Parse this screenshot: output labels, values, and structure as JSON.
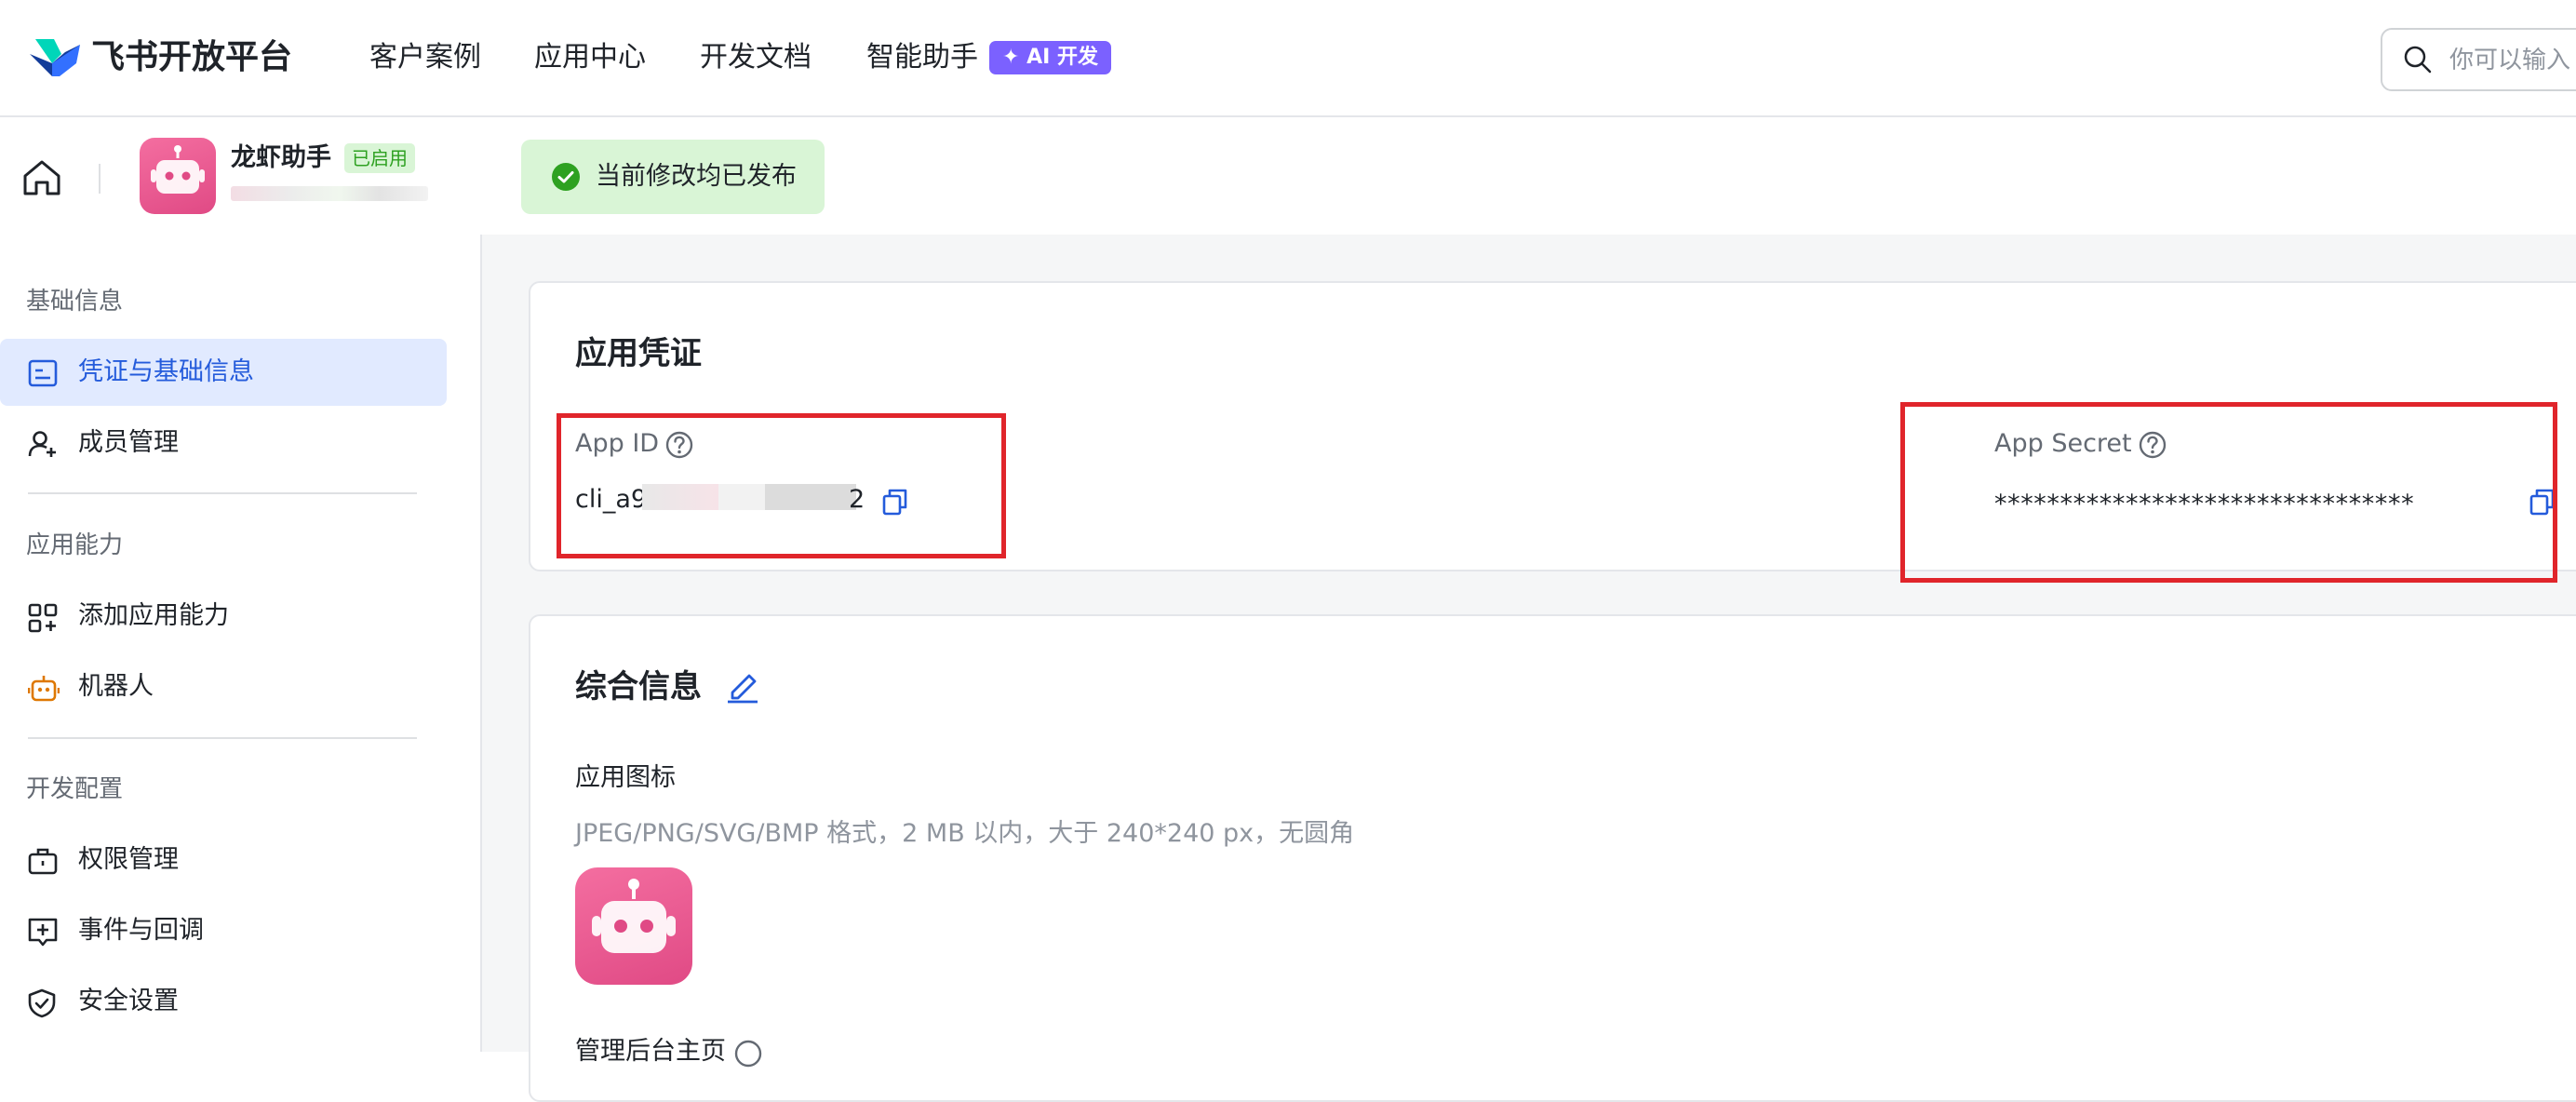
{
  "topnav": {
    "brand": "飞书开放平台",
    "links": [
      "客户案例",
      "应用中心",
      "开发文档",
      "智能助手"
    ],
    "ai_badge": "AI 开发",
    "search_placeholder": "你可以输入"
  },
  "app_header": {
    "app_name": "龙虾助手",
    "status": "已启用",
    "publish_status": "当前修改均已发布"
  },
  "sidebar": {
    "groups": [
      {
        "title": "基础信息",
        "items": [
          {
            "label": "凭证与基础信息",
            "icon": "id-card-icon",
            "active": true
          },
          {
            "label": "成员管理",
            "icon": "user-add-icon",
            "active": false
          }
        ]
      },
      {
        "title": "应用能力",
        "items": [
          {
            "label": "添加应用能力",
            "icon": "grid-add-icon",
            "active": false
          },
          {
            "label": "机器人",
            "icon": "robot-icon",
            "active": false
          }
        ]
      },
      {
        "title": "开发配置",
        "items": [
          {
            "label": "权限管理",
            "icon": "briefcase-icon",
            "active": false
          },
          {
            "label": "事件与回调",
            "icon": "event-add-icon",
            "active": false
          },
          {
            "label": "安全设置",
            "icon": "shield-icon",
            "active": false
          }
        ]
      }
    ]
  },
  "credentials": {
    "title": "应用凭证",
    "app_id_label": "App ID",
    "app_id_value_start": "cli_a9",
    "app_id_value_end": "2",
    "app_secret_label": "App Secret",
    "app_secret_value": "********************************"
  },
  "general_info": {
    "title": "综合信息",
    "icon_label": "应用图标",
    "icon_hint": "JPEG/PNG/SVG/BMP 格式，2 MB 以内，大于 240*240 px，无圆角",
    "admin_home_label": "管理后台主页"
  },
  "colors": {
    "accent": "#245bdb",
    "active_bg": "#e1eaff",
    "success_bg": "#d9f5d6",
    "success": "#2ea121",
    "highlight_box": "#e0252b",
    "ai_badge": "#7b61ff",
    "app_icon": "#e94d8a"
  }
}
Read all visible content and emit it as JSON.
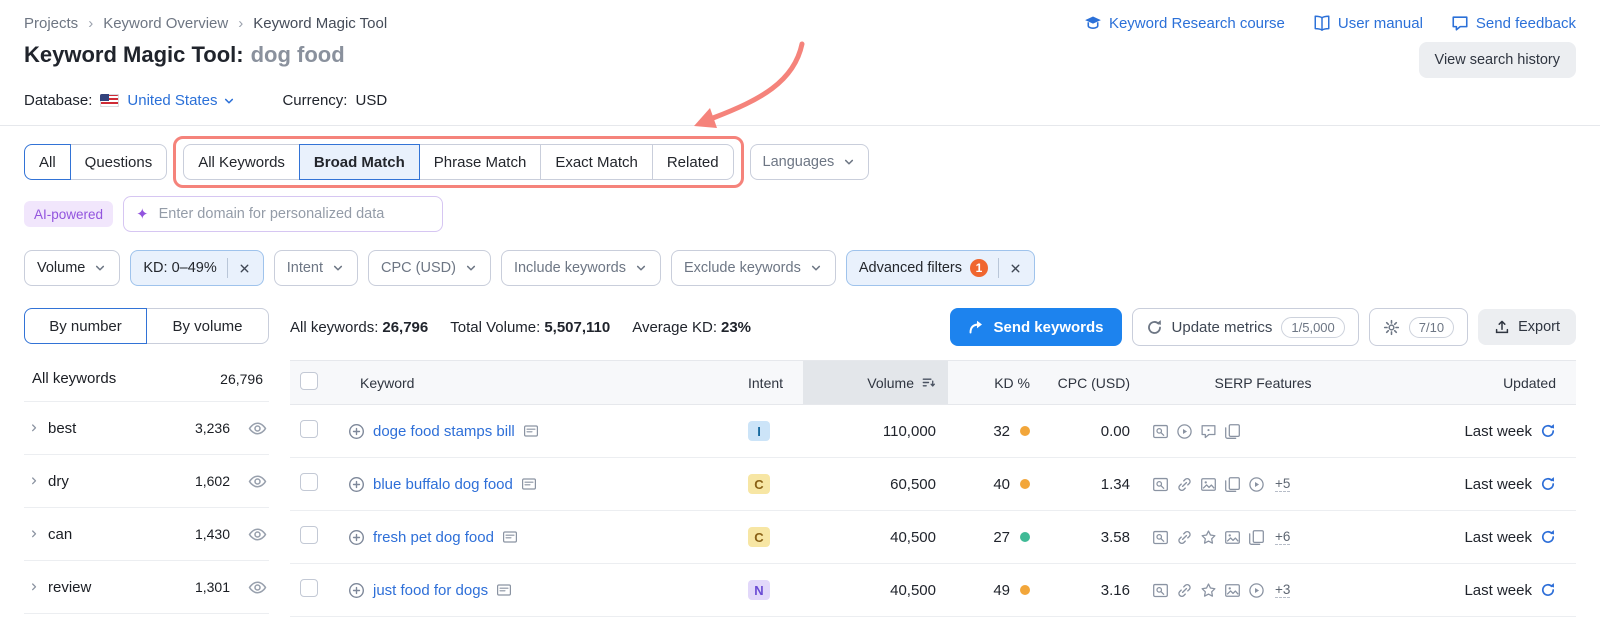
{
  "breadcrumb": {
    "items": [
      "Projects",
      "Keyword Overview",
      "Keyword Magic Tool"
    ],
    "separator": "›"
  },
  "header_links": {
    "course": "Keyword Research course",
    "manual": "User manual",
    "feedback": "Send feedback"
  },
  "page": {
    "title": "Keyword Magic Tool:",
    "query": "dog food",
    "view_history": "View search history",
    "database_label": "Database:",
    "database_value": "United States",
    "currency_label": "Currency:",
    "currency_value": "USD"
  },
  "tabs": {
    "all": "All",
    "questions": "Questions",
    "match": [
      "All Keywords",
      "Broad Match",
      "Phrase Match",
      "Exact Match",
      "Related"
    ],
    "languages": "Languages"
  },
  "ai": {
    "badge": "AI-powered",
    "placeholder": "Enter domain for personalized data"
  },
  "filters": {
    "volume": "Volume",
    "kd": "KD: 0–49%",
    "intent": "Intent",
    "cpc": "CPC (USD)",
    "include": "Include keywords",
    "exclude": "Exclude keywords",
    "advanced": "Advanced filters",
    "advanced_badge": "1"
  },
  "sidebar": {
    "tab_by_number": "By number",
    "tab_by_volume": "By volume",
    "all_label": "All keywords",
    "all_count": "26,796",
    "groups": [
      {
        "name": "best",
        "count": "3,236"
      },
      {
        "name": "dry",
        "count": "1,602"
      },
      {
        "name": "can",
        "count": "1,430"
      },
      {
        "name": "review",
        "count": "1,301"
      }
    ]
  },
  "stats": {
    "all_label": "All keywords:",
    "all_value": "26,796",
    "volume_label": "Total Volume:",
    "volume_value": "5,507,110",
    "kd_label": "Average KD:",
    "kd_value": "23%"
  },
  "actions": {
    "send": "Send keywords",
    "update": "Update metrics",
    "update_quota": "1/5,000",
    "gear_quota": "7/10",
    "export": "Export"
  },
  "table": {
    "headers": {
      "keyword": "Keyword",
      "intent": "Intent",
      "volume": "Volume",
      "kd": "KD %",
      "cpc": "CPC (USD)",
      "serp": "SERP Features",
      "updated": "Updated"
    },
    "rows": [
      {
        "keyword": "doge food stamps bill",
        "intent": {
          "letter": "I",
          "bg": "#cce4f8",
          "color": "#17699e"
        },
        "volume": "110,000",
        "kd": "32",
        "kd_color": "#f2a63a",
        "cpc": "0.00",
        "serp_icons": [
          "serp-preview",
          "video",
          "faq",
          "pages",
          "list"
        ],
        "serp_more": "",
        "updated": "Last week"
      },
      {
        "keyword": "blue buffalo dog food",
        "intent": {
          "letter": "C",
          "bg": "#f7e6a4",
          "color": "#8a6116"
        },
        "volume": "60,500",
        "kd": "40",
        "kd_color": "#f2a63a",
        "cpc": "1.34",
        "serp_icons": [
          "serp-preview",
          "link",
          "image",
          "pages",
          "video"
        ],
        "serp_more": "+5",
        "updated": "Last week"
      },
      {
        "keyword": "fresh pet dog food",
        "intent": {
          "letter": "C",
          "bg": "#f7e6a4",
          "color": "#8a6116"
        },
        "volume": "40,500",
        "kd": "27",
        "kd_color": "#3fba96",
        "cpc": "3.58",
        "serp_icons": [
          "serp-preview",
          "link",
          "star",
          "image",
          "pages"
        ],
        "serp_more": "+6",
        "updated": "Last week"
      },
      {
        "keyword": "just food for dogs",
        "intent": {
          "letter": "N",
          "bg": "#e2d8fa",
          "color": "#6a4bd4"
        },
        "volume": "40,500",
        "kd": "49",
        "kd_color": "#f2a63a",
        "cpc": "3.16",
        "serp_icons": [
          "serp-preview",
          "link",
          "star",
          "image",
          "video"
        ],
        "serp_more": "+3",
        "updated": "Last week"
      }
    ]
  },
  "annotation": {
    "highlight_color": "#f5837b"
  }
}
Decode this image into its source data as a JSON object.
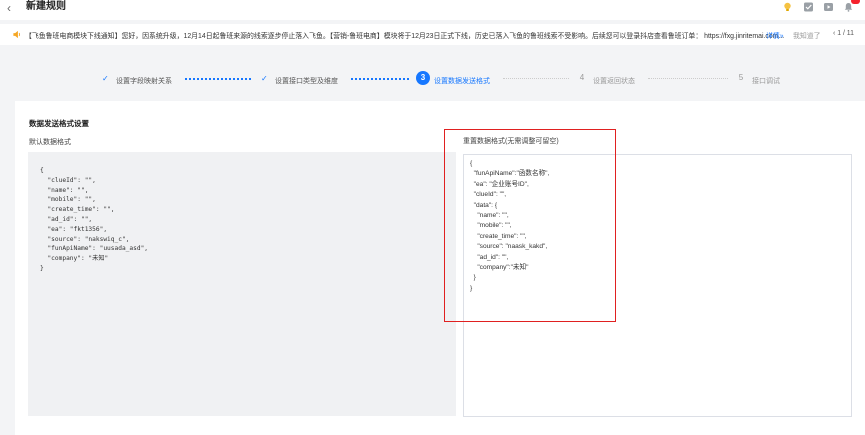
{
  "header": {
    "back_glyph": "‹",
    "title": "新建规则",
    "icons": [
      "back-icon",
      "lightbulb-icon",
      "checkbox-icon",
      "video-icon",
      "bell-icon"
    ]
  },
  "notice": {
    "message": "【飞鱼鲁班电商模块下线通知】您好，因系统升级，12月14日起鲁班来源的线索逐步停止落入飞鱼。【营销-鲁班电商】模块将于12月23日正式下线，历史已落入飞鱼的鲁班线索不受影响。后续您可以登录抖店查看鲁班订单： https://fxg.jinritemai.com...",
    "detail_label": "详情»",
    "known_label": "我知道了",
    "pager": "‹ 1 / 11"
  },
  "steps": [
    {
      "label": "设置字段映射关系",
      "status": "done"
    },
    {
      "label": "设置接口类型及维度",
      "status": "done"
    },
    {
      "num": "3",
      "label": "设置数据发送格式",
      "status": "active"
    },
    {
      "num": "4",
      "label": "设置返回状态",
      "status": "todo"
    },
    {
      "num": "5",
      "label": "接口调试",
      "status": "todo"
    }
  ],
  "form": {
    "section_title": "数据发送格式设置",
    "default_label": "默认数据格式",
    "reset_label": "重置数据格式(无需调整可留空)",
    "default_code": "{\n  \"clueId\": \"\",\n  \"name\": \"\",\n  \"mobile\": \"\",\n  \"create_time\": \"\",\n  \"ad_id\": \"\",\n  \"ea\": \"fkt1356\",\n  \"source\": \"nakswiq_c\",\n  \"funApiName\": \"uusada_asd\",\n  \"company\": \"未知\"\n}",
    "custom_code": "{\n  \"funApiName\":\"函数名称\",\n  \"ea\": \"企业账号ID\",\n  \"clueId\": \"\",\n  \"data\": {\n    \"name\": \"\",\n    \"mobile\": \"\",\n    \"create_time\": \"\",\n    \"source\": \"naask_kakd\",\n    \"ad_id\": \"\",\n    \"company\":\"未知\"\n  }\n}"
  },
  "colors": {
    "accent": "#1677ff",
    "highlight": "#e02020",
    "badge": "#f5222d"
  }
}
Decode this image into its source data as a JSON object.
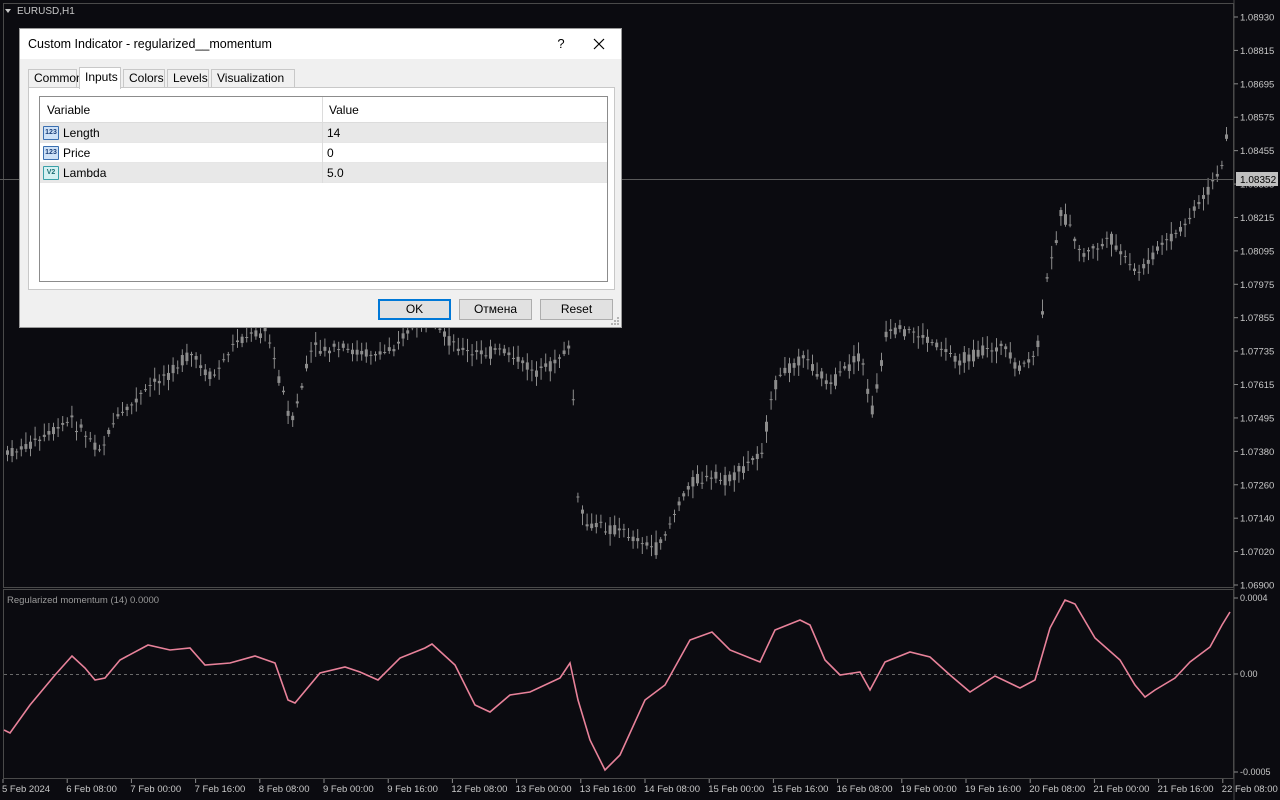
{
  "chart": {
    "symbol": "EURUSD,H1",
    "price_scale": [
      "1.08930",
      "1.08815",
      "1.08695",
      "1.08575",
      "1.08455",
      "1.08335",
      "1.08215",
      "1.08095",
      "1.07975",
      "1.07855",
      "1.07735",
      "1.07615",
      "1.07495",
      "1.07380",
      "1.07260",
      "1.07140",
      "1.07020",
      "1.06900"
    ],
    "current_price": "1.08352",
    "colors": {
      "background": "#0b0b10",
      "candles": "#8c8c8c",
      "indicator_line": "#e8829a",
      "price_tag": "#c0c0c0"
    }
  },
  "indicator": {
    "label": "Regularized momentum (14) 0.0000",
    "scale": [
      "0.0004",
      "0.00",
      "-0.0005"
    ],
    "levels": [
      0.0004,
      0.0,
      -0.0005
    ]
  },
  "time_axis": [
    "5 Feb 2024",
    "6 Feb 08:00",
    "7 Feb 00:00",
    "7 Feb 16:00",
    "8 Feb 08:00",
    "9 Feb 00:00",
    "9 Feb 16:00",
    "12 Feb 08:00",
    "13 Feb 00:00",
    "13 Feb 16:00",
    "14 Feb 08:00",
    "15 Feb 00:00",
    "15 Feb 16:00",
    "16 Feb 08:00",
    "19 Feb 00:00",
    "19 Feb 16:00",
    "20 Feb 08:00",
    "21 Feb 00:00",
    "21 Feb 16:00",
    "22 Feb 08:00"
  ],
  "dialog": {
    "title": "Custom Indicator - regularized__momentum",
    "help": "?",
    "tabs": [
      "Common",
      "Inputs",
      "Colors",
      "Levels",
      "Visualization"
    ],
    "active_tab": "Inputs",
    "columns": {
      "variable": "Variable",
      "value": "Value"
    },
    "rows": [
      {
        "icon": "int-param-icon",
        "icon_text": "123",
        "variable": "Length",
        "value": "14"
      },
      {
        "icon": "int-param-icon",
        "icon_text": "123",
        "variable": "Price",
        "value": "0"
      },
      {
        "icon": "double-param-icon",
        "icon_text": "V2",
        "variable": "Lambda",
        "value": "5.0"
      }
    ],
    "buttons": {
      "ok": "OK",
      "cancel": "Отмена",
      "reset": "Reset"
    }
  }
}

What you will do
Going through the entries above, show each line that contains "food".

Output below
    "query": "dog food",
        "keyword": "doge food stamps bill",
        "keyword": "blue buffalo dog food",
        "keyword": "fresh pet dog food",
        "keyword": "just food for dogs",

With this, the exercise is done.